Results that call for caution
These results suggest that the previously observed associations may not be causal. The associations could be explained by the diseases themselves (reverse causality bias) or by confounding factors (confounding bias) such as diet, medication, smoking, metabolic health, or others. However, these findings are consistent with the results of four recent randomized clinical trials showing that transferring gut microbiota from thin to heavyweight individuals does not lead to any weight loss or significant improvement in metabolic profile.
Mendelian randomization is a method that has several advantages over observational studies. However, these results need to be contextualized. It is entirely possible that the genetic parameters we used to predict the metabolites and microbial species associated with gut dysbiosis do not fully capture the complexity of the gut microbiota. This would diminish our ability to identify meaningful associations. Therefore, studies with larger sample sizes and better characterization of the gut microbiota and its metabolites will be needed to determine whether certain gut bacteria play a key role in the etiology (the study of causes) of chronic disease and longevity.

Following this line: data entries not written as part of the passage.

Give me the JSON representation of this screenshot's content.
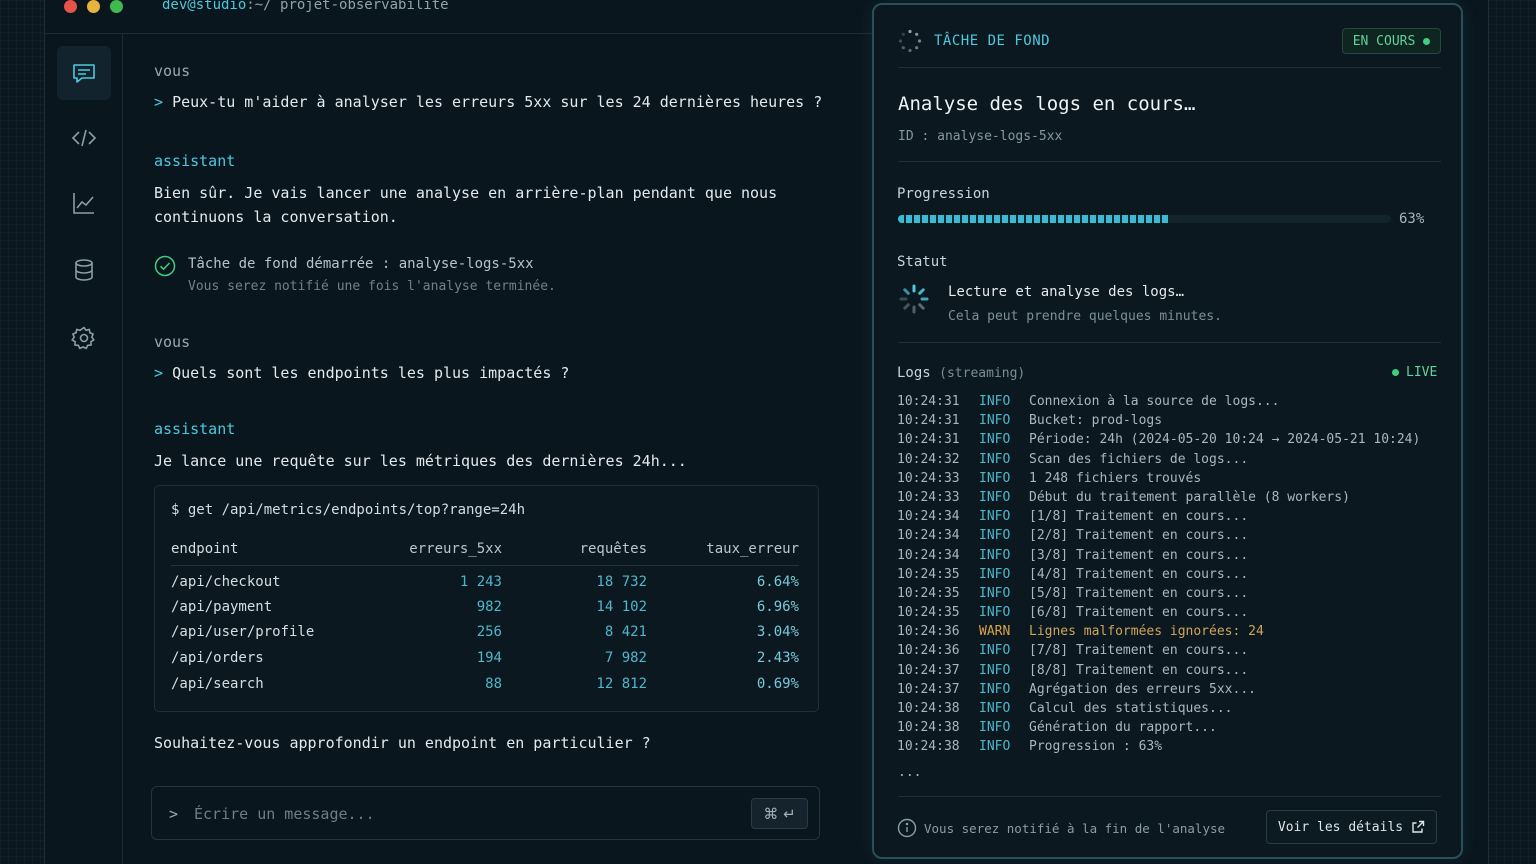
{
  "window": {
    "user_host": "dev@studio",
    "path": ":~/ projet-observabilite"
  },
  "sidebar": {
    "items": [
      {
        "icon": "chat-icon",
        "active": true
      },
      {
        "icon": "code-icon"
      },
      {
        "icon": "chart-icon"
      },
      {
        "icon": "database-icon"
      },
      {
        "icon": "gear-icon"
      }
    ]
  },
  "chat": {
    "messages": [
      {
        "role": "vous",
        "prompt": ">",
        "text": "Peux-tu m'aider à analyser les erreurs 5xx sur les 24 dernières heures ?"
      },
      {
        "role": "assistant",
        "line1": "Bien sûr. Je vais lancer une analyse en arrière-plan pendant que nous",
        "line2": "continuons la conversation."
      },
      {
        "role": "vous",
        "prompt": ">",
        "text": "Quels sont les endpoints les plus impactés ?"
      },
      {
        "role": "assistant",
        "text": "Je lance une requête sur les métriques des dernières 24h..."
      }
    ],
    "task_note": {
      "title": "Tâche de fond démarrée : analyse-logs-5xx",
      "subtitle": "Vous serez notifié une fois l'analyse terminée."
    },
    "command": "$ get /api/metrics/endpoints/top?range=24h",
    "table": {
      "headers": [
        "endpoint",
        "erreurs_5xx",
        "requêtes",
        "taux_erreur"
      ],
      "rows": [
        [
          "/api/checkout",
          "1 243",
          "18 732",
          "6.64%"
        ],
        [
          "/api/payment",
          "982",
          "14 102",
          "6.96%"
        ],
        [
          "/api/user/profile",
          "256",
          "8 421",
          "3.04%"
        ],
        [
          "/api/orders",
          "194",
          "7 982",
          "2.43%"
        ],
        [
          "/api/search",
          "88",
          "12 812",
          "0.69%"
        ]
      ]
    },
    "followup": "Souhaitez-vous approfondir un endpoint en particulier ?",
    "input": {
      "caret": ">",
      "placeholder": "Écrire un message...",
      "value": "",
      "shortcut": "⌘ ↵"
    }
  },
  "panel": {
    "header": "TÂCHE DE FOND",
    "badge": "EN COURS",
    "title": "Analyse des logs en cours…",
    "id_label": "ID : analyse-logs-5xx",
    "progress_label": "Progression",
    "progress_value": 0.55,
    "progress_pct": "63%",
    "status_label": "Statut",
    "status_main": "Lecture et analyse des logs…",
    "status_sub": "Cela peut prendre quelques minutes.",
    "logs_label": "Logs",
    "logs_sub": "(streaming)",
    "live": "LIVE",
    "logs": [
      {
        "t": "10:24:31",
        "lv": "INFO",
        "m": "Connexion à la source de logs..."
      },
      {
        "t": "10:24:31",
        "lv": "INFO",
        "m": "Bucket: prod-logs"
      },
      {
        "t": "10:24:31",
        "lv": "INFO",
        "m": "Période: 24h (2024-05-20 10:24  → 2024-05-21 10:24)"
      },
      {
        "t": "10:24:32",
        "lv": "INFO",
        "m": "Scan des fichiers de logs..."
      },
      {
        "t": "10:24:33",
        "lv": "INFO",
        "m": "1 248 fichiers trouvés"
      },
      {
        "t": "10:24:33",
        "lv": "INFO",
        "m": "Début du traitement parallèle (8 workers)"
      },
      {
        "t": "10:24:34",
        "lv": "INFO",
        "m": "[1/8] Traitement en cours..."
      },
      {
        "t": "10:24:34",
        "lv": "INFO",
        "m": "[2/8] Traitement en cours..."
      },
      {
        "t": "10:24:34",
        "lv": "INFO",
        "m": "[3/8] Traitement en cours..."
      },
      {
        "t": "10:24:35",
        "lv": "INFO",
        "m": "[4/8] Traitement en cours..."
      },
      {
        "t": "10:24:35",
        "lv": "INFO",
        "m": "[5/8] Traitement en cours..."
      },
      {
        "t": "10:24:35",
        "lv": "INFO",
        "m": "[6/8] Traitement en cours..."
      },
      {
        "t": "10:24:36",
        "lv": "WARN",
        "m": "Lignes malformées ignorées: 24"
      },
      {
        "t": "10:24:36",
        "lv": "INFO",
        "m": "[7/8] Traitement en cours..."
      },
      {
        "t": "10:24:37",
        "lv": "INFO",
        "m": "[8/8] Traitement en cours..."
      },
      {
        "t": "10:24:37",
        "lv": "INFO",
        "m": "Agrégation des erreurs 5xx..."
      },
      {
        "t": "10:24:38",
        "lv": "INFO",
        "m": "Calcul des statistiques..."
      },
      {
        "t": "10:24:38",
        "lv": "INFO",
        "m": "Génération du rapport..."
      },
      {
        "t": "10:24:38",
        "lv": "INFO",
        "m": "Progression : 63%"
      }
    ],
    "ellipsis": "...",
    "footer_note": "Vous serez notifié à la fin de l'analyse",
    "details_button": "Voir les détails"
  },
  "colors": {
    "accent": "#4cc9dd",
    "live": "#3fcf7f",
    "warn": "#d9a24a"
  }
}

Although the impact of gut dysbiosis on chronic disease appears to be limited, gut health is important for other aspects of human health. For example, the microbiota prevents other harmful bacteria from colonizing our gut. In addition, it allows us to digest certain nutrients (e.g. dietary fibre) that would otherwise be rejected by our bodies.
Therapies that modulate the gut microbiota have recently been approved by U.S. health authorities for the prevention of C. difficile infections (a bacterium that causes diarrhea and other serious intestinal diseases). Our results, along with results from clinical studies less prone to reverse causality and confounding bias, do not, however, support a significant effect of gut dysbiosis on chronic disease.
These results support the conclusion that the potential of the microbiota as a therapeutic target for chronic diseases is, at present, low. We urge health professionals and the general public to be cautious about diagnostic tests based on gut microbiota to diagnose health problems that are not validated by the relevant health authorities.
Most importantly, we urge health professionals to avoid recommending specific interventions based on the mere fact that they would influence the parameters of the gut microbiota.